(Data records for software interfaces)
···

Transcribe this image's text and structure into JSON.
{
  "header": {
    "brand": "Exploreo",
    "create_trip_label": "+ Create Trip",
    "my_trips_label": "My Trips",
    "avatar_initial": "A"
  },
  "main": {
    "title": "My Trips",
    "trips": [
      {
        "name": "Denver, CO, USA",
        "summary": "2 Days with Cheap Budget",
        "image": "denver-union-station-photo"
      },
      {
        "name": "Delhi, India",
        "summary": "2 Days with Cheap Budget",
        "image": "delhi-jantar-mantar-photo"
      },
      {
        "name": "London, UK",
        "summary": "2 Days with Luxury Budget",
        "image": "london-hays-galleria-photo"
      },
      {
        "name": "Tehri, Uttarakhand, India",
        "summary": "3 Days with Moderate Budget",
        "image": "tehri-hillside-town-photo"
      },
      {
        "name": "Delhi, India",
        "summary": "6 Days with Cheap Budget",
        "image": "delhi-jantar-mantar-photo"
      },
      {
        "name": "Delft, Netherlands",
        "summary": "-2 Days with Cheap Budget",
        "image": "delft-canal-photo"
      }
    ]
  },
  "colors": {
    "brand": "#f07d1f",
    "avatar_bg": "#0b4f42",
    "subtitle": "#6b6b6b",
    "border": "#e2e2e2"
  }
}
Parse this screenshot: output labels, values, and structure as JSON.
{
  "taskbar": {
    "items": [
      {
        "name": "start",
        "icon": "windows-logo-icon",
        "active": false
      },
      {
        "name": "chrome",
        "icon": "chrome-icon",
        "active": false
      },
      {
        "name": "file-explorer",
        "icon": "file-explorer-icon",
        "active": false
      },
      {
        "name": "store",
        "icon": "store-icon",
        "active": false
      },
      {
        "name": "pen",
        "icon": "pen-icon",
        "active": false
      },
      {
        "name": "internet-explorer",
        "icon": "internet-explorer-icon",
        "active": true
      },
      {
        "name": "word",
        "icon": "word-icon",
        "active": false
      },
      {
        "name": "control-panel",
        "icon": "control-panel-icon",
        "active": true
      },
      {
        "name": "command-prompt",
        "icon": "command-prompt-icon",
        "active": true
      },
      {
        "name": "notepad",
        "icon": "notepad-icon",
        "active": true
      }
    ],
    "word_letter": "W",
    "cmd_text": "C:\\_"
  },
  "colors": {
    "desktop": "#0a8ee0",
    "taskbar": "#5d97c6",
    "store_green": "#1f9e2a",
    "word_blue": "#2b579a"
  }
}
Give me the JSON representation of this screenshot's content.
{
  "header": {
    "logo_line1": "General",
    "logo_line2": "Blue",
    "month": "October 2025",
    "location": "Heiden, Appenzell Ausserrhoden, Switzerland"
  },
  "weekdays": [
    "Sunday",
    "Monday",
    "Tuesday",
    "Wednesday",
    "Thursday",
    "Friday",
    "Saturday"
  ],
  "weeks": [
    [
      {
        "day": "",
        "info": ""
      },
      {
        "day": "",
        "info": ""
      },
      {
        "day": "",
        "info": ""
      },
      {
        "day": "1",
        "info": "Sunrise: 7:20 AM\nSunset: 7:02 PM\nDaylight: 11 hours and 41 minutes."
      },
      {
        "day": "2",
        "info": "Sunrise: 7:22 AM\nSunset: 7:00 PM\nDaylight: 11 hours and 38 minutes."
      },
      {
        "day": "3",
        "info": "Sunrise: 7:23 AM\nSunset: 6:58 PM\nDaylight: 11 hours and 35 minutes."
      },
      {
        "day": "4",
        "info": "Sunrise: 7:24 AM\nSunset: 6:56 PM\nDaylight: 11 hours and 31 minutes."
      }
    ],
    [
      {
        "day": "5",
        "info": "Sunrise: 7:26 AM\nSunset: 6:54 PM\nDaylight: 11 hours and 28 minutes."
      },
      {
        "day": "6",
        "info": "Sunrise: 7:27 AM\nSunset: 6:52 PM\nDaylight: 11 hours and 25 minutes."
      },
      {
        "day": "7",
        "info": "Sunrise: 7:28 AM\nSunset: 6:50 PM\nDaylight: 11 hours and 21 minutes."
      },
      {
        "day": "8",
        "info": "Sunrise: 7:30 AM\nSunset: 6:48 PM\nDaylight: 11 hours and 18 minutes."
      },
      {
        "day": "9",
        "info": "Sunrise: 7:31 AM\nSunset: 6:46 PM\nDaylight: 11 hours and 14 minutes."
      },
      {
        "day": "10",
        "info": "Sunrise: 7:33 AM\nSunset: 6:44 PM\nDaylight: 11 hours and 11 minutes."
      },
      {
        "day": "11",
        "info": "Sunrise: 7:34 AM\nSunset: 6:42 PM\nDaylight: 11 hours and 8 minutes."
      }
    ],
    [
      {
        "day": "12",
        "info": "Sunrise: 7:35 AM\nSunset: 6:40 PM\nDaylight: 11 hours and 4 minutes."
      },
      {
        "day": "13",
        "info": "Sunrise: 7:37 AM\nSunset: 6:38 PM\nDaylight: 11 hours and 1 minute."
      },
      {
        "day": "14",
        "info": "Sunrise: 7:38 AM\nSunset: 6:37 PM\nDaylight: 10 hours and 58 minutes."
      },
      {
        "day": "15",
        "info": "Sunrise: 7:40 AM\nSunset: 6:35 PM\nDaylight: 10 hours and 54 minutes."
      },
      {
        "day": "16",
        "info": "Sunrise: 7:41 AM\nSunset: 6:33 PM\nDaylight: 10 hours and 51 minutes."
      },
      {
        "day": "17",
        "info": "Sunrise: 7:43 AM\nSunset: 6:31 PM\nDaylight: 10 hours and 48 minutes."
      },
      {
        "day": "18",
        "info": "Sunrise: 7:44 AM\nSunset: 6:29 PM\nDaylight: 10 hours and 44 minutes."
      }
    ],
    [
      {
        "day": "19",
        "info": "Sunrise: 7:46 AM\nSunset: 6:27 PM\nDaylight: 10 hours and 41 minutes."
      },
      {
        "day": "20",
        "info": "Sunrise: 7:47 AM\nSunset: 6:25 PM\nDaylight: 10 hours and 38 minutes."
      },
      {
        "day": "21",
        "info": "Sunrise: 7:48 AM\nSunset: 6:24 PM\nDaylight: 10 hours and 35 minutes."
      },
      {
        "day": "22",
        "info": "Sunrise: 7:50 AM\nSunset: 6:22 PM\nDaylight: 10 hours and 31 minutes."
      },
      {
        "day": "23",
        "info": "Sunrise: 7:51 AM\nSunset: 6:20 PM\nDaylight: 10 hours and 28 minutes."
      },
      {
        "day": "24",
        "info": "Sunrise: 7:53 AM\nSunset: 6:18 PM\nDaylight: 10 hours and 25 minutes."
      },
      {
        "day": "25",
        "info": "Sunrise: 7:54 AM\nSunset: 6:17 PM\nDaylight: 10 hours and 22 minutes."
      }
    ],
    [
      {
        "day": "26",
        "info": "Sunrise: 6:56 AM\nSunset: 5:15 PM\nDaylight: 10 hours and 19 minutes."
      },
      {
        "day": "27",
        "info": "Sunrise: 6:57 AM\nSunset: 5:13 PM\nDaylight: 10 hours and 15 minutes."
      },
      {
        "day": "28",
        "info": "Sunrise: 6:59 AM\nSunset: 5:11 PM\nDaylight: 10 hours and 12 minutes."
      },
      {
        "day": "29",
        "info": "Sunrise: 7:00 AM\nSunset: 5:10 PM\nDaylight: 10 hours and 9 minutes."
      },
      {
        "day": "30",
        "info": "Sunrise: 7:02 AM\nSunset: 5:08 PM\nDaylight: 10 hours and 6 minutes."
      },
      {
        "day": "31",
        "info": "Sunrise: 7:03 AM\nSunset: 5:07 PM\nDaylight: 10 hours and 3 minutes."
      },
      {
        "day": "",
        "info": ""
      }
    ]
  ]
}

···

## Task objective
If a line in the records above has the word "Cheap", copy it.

## Solution to this task
        "summary": "2 Days with Cheap Budget",
        "summary": "2 Days with Cheap Budget",
        "summary": "6 Days with Cheap Budget",
        "summary": "-2 Days with Cheap Budget",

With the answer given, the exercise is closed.